With the millions of general kosher retail items produced today, the vast majority of the 'seals' have degenerated to being nothing more than a pre-printed Kashrus Authority logo.

This applies equally to a packet of salt, milk, cheese and meat.

With some high risk items, the Kashrus Authority may add a hologram to give an impression of raised security, but we have seen above the futility of such labels.

In virtually all cases, the packaging is sourced by the non-Jewish company making the product under supervision. There is no supervision possible that would somehow stop the manufacturer from using the same packaging on a non-supervised production. We seem to be relying on nothing more than the fear of the manufacturer being discovered and thereby losing business.

Forging these symbols is not at all difficult. To put it bluntly, it is extremely easy. Putting it even more bluntly, they require zero effort or financial expenditure as they are part of the necessary pre-printed packaging - all under the control of the non-Jewish factory.

As to the printing on the tin itself, which includes the name of the Kashrus Authority (blanked out), the production date, the best‑before‑end date and some batch numbers, what assurance of Kashrus does any of the printing provide?

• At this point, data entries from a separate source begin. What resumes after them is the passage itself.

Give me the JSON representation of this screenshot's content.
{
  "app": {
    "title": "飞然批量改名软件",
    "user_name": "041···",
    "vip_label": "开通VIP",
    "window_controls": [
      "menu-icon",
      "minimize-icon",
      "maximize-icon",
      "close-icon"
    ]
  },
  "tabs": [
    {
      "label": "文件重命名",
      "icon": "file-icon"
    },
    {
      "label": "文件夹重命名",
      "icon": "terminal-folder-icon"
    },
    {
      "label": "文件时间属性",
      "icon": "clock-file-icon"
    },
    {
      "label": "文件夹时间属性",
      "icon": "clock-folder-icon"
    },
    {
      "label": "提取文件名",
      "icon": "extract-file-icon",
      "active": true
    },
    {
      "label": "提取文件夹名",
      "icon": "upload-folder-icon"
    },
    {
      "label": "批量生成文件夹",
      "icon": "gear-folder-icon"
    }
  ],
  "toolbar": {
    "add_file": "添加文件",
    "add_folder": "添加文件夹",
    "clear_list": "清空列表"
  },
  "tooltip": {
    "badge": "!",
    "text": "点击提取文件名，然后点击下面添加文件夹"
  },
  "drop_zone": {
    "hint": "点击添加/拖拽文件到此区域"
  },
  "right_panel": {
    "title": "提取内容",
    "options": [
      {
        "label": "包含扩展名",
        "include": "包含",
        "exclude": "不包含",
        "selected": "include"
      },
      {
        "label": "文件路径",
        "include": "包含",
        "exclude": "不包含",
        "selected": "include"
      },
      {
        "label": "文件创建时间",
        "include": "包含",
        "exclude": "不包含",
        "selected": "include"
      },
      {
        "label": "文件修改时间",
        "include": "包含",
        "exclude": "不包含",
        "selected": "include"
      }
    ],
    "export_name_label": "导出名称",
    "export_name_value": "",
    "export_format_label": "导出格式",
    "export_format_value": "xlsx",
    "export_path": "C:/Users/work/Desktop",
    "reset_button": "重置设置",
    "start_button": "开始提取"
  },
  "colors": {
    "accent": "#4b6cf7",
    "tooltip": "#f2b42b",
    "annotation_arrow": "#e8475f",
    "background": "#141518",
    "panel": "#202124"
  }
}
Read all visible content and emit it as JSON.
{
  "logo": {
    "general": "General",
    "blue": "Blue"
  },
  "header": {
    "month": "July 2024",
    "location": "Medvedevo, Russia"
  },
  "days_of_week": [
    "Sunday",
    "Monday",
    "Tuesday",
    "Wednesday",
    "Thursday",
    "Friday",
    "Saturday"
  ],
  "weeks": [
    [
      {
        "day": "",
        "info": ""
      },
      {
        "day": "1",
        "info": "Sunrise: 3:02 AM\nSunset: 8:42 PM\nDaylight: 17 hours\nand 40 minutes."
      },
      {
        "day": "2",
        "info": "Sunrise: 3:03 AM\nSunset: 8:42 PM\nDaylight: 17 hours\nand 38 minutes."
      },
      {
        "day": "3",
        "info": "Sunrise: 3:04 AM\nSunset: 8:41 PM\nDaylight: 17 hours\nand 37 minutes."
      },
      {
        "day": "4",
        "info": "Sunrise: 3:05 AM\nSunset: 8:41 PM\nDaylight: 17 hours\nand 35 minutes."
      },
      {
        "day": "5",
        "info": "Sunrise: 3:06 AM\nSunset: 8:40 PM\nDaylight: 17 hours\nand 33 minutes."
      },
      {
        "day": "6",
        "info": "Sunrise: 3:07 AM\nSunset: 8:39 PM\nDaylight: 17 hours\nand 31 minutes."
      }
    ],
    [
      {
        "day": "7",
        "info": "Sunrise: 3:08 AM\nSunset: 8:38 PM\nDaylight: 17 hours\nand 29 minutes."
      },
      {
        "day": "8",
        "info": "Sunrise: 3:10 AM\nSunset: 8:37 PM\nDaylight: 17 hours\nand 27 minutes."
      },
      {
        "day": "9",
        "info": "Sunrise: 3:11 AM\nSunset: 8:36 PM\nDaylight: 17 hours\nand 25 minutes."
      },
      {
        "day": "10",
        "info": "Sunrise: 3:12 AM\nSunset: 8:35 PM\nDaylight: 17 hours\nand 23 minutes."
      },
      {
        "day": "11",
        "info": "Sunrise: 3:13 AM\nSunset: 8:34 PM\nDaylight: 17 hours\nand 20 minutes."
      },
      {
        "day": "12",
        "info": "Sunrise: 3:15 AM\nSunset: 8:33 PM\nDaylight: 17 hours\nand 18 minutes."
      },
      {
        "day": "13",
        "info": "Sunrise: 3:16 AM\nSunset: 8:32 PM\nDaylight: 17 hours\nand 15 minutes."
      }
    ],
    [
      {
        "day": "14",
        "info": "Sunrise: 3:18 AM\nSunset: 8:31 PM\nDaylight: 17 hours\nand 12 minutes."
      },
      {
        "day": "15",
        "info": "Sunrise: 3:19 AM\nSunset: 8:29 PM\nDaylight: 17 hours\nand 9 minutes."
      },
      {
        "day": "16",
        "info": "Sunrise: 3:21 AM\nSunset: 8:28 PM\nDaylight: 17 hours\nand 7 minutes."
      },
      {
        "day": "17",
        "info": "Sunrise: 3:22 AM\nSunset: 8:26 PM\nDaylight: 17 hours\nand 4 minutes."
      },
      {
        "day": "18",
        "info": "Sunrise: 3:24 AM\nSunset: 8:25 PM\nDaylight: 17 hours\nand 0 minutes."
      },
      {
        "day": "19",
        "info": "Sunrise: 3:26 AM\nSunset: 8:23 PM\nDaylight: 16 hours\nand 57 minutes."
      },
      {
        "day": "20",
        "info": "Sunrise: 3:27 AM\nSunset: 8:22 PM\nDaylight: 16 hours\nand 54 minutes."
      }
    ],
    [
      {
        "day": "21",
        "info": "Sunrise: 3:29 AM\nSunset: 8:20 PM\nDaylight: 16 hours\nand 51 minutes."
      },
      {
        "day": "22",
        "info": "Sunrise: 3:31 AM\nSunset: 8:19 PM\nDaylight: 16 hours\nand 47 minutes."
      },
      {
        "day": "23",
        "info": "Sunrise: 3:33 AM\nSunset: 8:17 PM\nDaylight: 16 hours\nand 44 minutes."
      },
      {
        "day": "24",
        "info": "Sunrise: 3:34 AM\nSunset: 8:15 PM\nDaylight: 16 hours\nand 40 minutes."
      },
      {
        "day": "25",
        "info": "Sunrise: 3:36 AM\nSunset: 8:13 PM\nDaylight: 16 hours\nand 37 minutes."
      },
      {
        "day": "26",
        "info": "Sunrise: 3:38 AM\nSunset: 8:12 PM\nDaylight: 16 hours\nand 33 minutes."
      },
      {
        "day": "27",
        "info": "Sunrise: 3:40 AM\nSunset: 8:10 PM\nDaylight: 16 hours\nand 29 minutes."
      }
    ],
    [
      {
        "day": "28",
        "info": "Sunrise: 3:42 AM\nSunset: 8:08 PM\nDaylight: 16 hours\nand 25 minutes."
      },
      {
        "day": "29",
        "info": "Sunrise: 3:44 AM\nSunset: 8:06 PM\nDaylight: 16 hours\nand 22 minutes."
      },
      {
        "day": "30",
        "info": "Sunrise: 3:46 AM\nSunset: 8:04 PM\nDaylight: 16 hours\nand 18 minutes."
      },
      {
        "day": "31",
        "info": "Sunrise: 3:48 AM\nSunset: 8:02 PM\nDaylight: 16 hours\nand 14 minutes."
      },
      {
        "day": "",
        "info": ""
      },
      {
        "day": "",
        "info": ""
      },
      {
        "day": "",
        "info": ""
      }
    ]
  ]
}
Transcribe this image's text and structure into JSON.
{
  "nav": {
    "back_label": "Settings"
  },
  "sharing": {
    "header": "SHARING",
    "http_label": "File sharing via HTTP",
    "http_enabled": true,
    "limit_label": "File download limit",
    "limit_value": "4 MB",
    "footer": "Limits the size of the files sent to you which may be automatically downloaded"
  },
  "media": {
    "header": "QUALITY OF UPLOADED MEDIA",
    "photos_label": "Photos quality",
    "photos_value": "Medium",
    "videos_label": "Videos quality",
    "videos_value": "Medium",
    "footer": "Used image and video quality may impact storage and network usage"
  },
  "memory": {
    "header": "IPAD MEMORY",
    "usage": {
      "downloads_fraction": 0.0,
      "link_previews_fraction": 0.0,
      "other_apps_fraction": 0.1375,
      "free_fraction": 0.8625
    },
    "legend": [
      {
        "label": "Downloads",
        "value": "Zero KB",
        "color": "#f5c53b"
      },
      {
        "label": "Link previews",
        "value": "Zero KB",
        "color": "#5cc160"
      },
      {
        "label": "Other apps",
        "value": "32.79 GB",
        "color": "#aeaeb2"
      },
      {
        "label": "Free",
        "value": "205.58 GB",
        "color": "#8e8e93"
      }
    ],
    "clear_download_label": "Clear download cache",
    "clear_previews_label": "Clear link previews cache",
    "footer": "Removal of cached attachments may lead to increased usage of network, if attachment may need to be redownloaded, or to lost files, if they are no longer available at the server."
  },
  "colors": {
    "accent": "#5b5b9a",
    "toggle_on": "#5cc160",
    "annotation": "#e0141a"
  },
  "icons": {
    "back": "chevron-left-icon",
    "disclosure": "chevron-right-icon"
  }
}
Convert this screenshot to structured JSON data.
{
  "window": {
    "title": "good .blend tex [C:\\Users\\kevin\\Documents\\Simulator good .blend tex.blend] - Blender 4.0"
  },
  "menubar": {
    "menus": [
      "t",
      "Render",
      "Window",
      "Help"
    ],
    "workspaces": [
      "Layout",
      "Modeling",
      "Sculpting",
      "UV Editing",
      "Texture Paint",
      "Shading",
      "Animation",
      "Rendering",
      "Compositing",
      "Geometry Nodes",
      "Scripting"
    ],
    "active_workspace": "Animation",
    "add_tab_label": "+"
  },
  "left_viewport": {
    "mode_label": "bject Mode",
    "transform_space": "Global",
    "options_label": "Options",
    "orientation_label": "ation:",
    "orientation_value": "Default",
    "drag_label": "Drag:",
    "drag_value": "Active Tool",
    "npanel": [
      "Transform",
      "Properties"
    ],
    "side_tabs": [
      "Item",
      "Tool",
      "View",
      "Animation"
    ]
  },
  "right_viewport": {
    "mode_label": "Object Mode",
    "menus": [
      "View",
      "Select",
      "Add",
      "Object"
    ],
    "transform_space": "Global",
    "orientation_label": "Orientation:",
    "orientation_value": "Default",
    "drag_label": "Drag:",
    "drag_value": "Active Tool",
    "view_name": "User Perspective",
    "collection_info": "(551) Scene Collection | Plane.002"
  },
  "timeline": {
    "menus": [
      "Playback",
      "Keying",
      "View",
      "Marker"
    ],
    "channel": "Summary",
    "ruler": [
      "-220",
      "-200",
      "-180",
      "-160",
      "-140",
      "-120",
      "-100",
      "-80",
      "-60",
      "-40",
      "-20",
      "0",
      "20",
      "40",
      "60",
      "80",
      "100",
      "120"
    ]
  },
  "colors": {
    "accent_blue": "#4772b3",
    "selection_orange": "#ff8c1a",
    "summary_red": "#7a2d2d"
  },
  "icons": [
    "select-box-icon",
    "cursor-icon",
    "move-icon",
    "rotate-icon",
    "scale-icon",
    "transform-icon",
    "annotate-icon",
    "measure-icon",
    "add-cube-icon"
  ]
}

It is printed by a machine that is programmed by the factory staff and whatever the machine prints on 250,000 kosher tins it can also print on any number of other tins - whether produced under supervision or made long after all the Mashgichim have gone home.

Where the potential profits are large enough or a suitable opportunity arises, production of counterfeit products becomes almost a certainty.

If we were being truthful to ourselves we would have to admit that all such 'seals' are nothing more than 'informational' and we all, unwittingly, just rely on them as 'proofs' in the hope that they are true.

Obviously, the forger need not be the original manufacturer. Any other company, seeing the success of a particular brand, can easily copy the packaging and distribute counterfeit copies.

We fail to understand how such packaging can be considered as complying with Halacha.

We have also seen the use of a paper label - see side panel - stuck on a tin of sardines. Its purpose is rather obscure, as it does not add any extra level of authenticity to the item. We suspect its purpose is to satisfy the Halacha's requirement for 'two seals' for fish, though we do not understand how this is actually achieved.

In any event, no one can claim that such seals guarantee kashrus in any way.

We have been told of a kashrus seminar where a Kashrus Authority representative told of a incident at a production run at a foreign location. Towards the end of the production, one of the factory workers whispered to the Mashgiach that he wanted to show him something when no one was around.

Later that day he took him to some outside area and opened a door and showed him a consignment of the same product that they had just supervised, with identical packaging and labelling as the kosher product.

A lovely story of "Siata D'Shmayo"? That is what the story teller had in mind, but to a suspicious mind it just conjures up a vision of all the other productions where the 'other consignment' was never discovered.

Boxed Sardines

Click on any image below to enlarge it.

Sardine box

Sardine tin

Sardine tin label

Sardine tin

The top image shows the outer box with the Kashrus Authority logo.

The second image is of a Kashrus Authority label stuck to the inner tin itself.

Do either of those 'seals' somehow assure the purchaser that the tin is genuine?

Are either of them Halachic seals?

Sardine box with two Kashrus logos

Sardine box with two Kashrus logos

Above is the box of a tin of sardines produced under two Kashrus Authorities. (We have blanked out the two logo-seals as the actual Kashrus Authority involved is not relevant to this discussion as they all work in virtually identical ways).

Sardine tin with production code details

Above are the production codes as printed on the actual sardine tin.

It includes the name of the Kashrus Authority (blanked out) but what assurance of Kashrus does any of the printing provide?